Is remote proving to be too remote?

As the uncertainty and dictates continue, it can often be difficult for the small business owner to get an actual handle on what may be working and what may not. One of the challenges has been how to handle and direct a remote work force. More of a challenge, still, is how to actually measure productivity and effectiveness regarding this remote workforce. In some recent research done by ActusUK, they have tried to get a sense of where remote work forces currently are and where they may be headed. The following is taken directly from that research:

  • The survey revealed that 55% of respondents reported spending more, or much more time on people management activities, with only 16% reporting they spend less. A ‘collaborative’ approach was considered to be the most effective management style within a remote environment, where clear objectives are discussed and set together. Unsurprisingly, a ‘delegate’, hands-off style was voted the least effective. This explains the additional time spent managing people as a collaborative approach is much more time-consuming. Yet, it also emphasises the importance of providing clear communication and then employing trust to allow home-working colleagues to carry out a task effectively, and with greater autonomy.

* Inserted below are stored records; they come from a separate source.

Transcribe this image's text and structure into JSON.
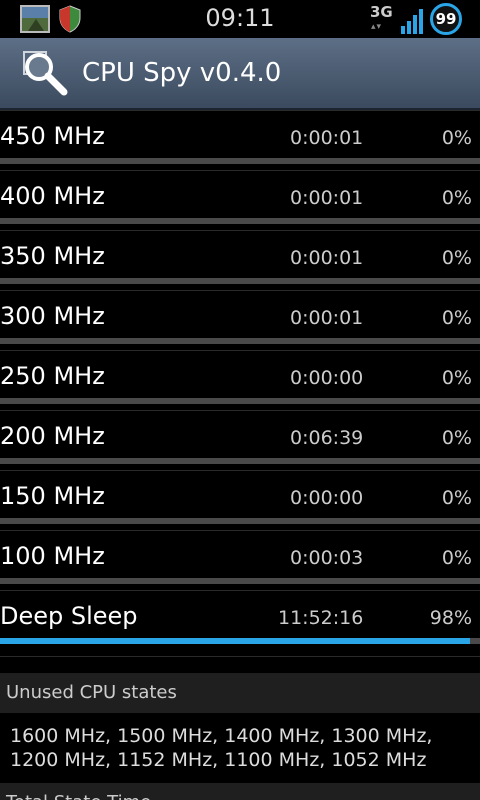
{
  "status_bar": {
    "time": "09:11",
    "network": "3G",
    "network_arrows": "▴▾",
    "battery": "99",
    "icons": [
      "gallery-icon",
      "shield-icon",
      "signal-icon",
      "battery-icon"
    ]
  },
  "app": {
    "title": "CPU Spy v0.4.0",
    "icon": "magnifier-cpu-icon"
  },
  "states": [
    {
      "freq": "450 MHz",
      "time": "0:00:01",
      "pct": "0%",
      "fraction": 0.0
    },
    {
      "freq": "400 MHz",
      "time": "0:00:01",
      "pct": "0%",
      "fraction": 0.0
    },
    {
      "freq": "350 MHz",
      "time": "0:00:01",
      "pct": "0%",
      "fraction": 0.0
    },
    {
      "freq": "300 MHz",
      "time": "0:00:01",
      "pct": "0%",
      "fraction": 0.0
    },
    {
      "freq": "250 MHz",
      "time": "0:00:00",
      "pct": "0%",
      "fraction": 0.0
    },
    {
      "freq": "200 MHz",
      "time": "0:06:39",
      "pct": "0%",
      "fraction": 0.0
    },
    {
      "freq": "150 MHz",
      "time": "0:00:00",
      "pct": "0%",
      "fraction": 0.0
    },
    {
      "freq": "100 MHz",
      "time": "0:00:03",
      "pct": "0%",
      "fraction": 0.0
    },
    {
      "freq": "Deep Sleep",
      "time": "11:52:16",
      "pct": "98%",
      "fraction": 0.98
    }
  ],
  "unused": {
    "header": "Unused CPU states",
    "line1": "1600 MHz, 1500 MHz, 1400 MHz, 1300 MHz,",
    "line2": "1200 MHz, 1152 MHz, 1100 MHz, 1052 MHz"
  },
  "total": {
    "header": "Total State Time"
  },
  "colors": {
    "accent": "#2aa6e8",
    "actionbar": "#4b5b70",
    "track": "#4a4a4a"
  }
}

  • Another key finding from our survey results was that 95% of respondents value their role as a people manager or consider it a key responsibility that they take very seriously. This is a testament to the people managers who, despite a rapid shift to the working environment caused by the Covid-19 pandemic, have invested a great deal of time and effort to adapt their remote management style to ease the pressure off teams, despite having less visibility. At a time when employees are dealing with uncertainty both at home and at work, being proactive and adopting a human-centric approach is clearly a defining trait for successful people management.
  • When asked what people management behaviours were more important within a remote environment compared to face-to-face, a staggering 82% of people rated providing frequent check-ins and one-to-ones as significantly more important. With teams distributed in varying locations, the need for pre-arranged conversations or meetings allows remote management to feel more structured and more onerous . Whereas office-based management would be more ad hoc. Additionally, 58% rated providing recognition and praise as more important within the current remote landscape, as was taking a personal interest in an individual, at 57%. As face-to-face interactions are removed, setting clear goals, recognising achievements and adopting an empathetic approach, is more vital than ever to ensure employees are continually motivated and encouraged within a virtual world.

-Written by Kevin Sawyer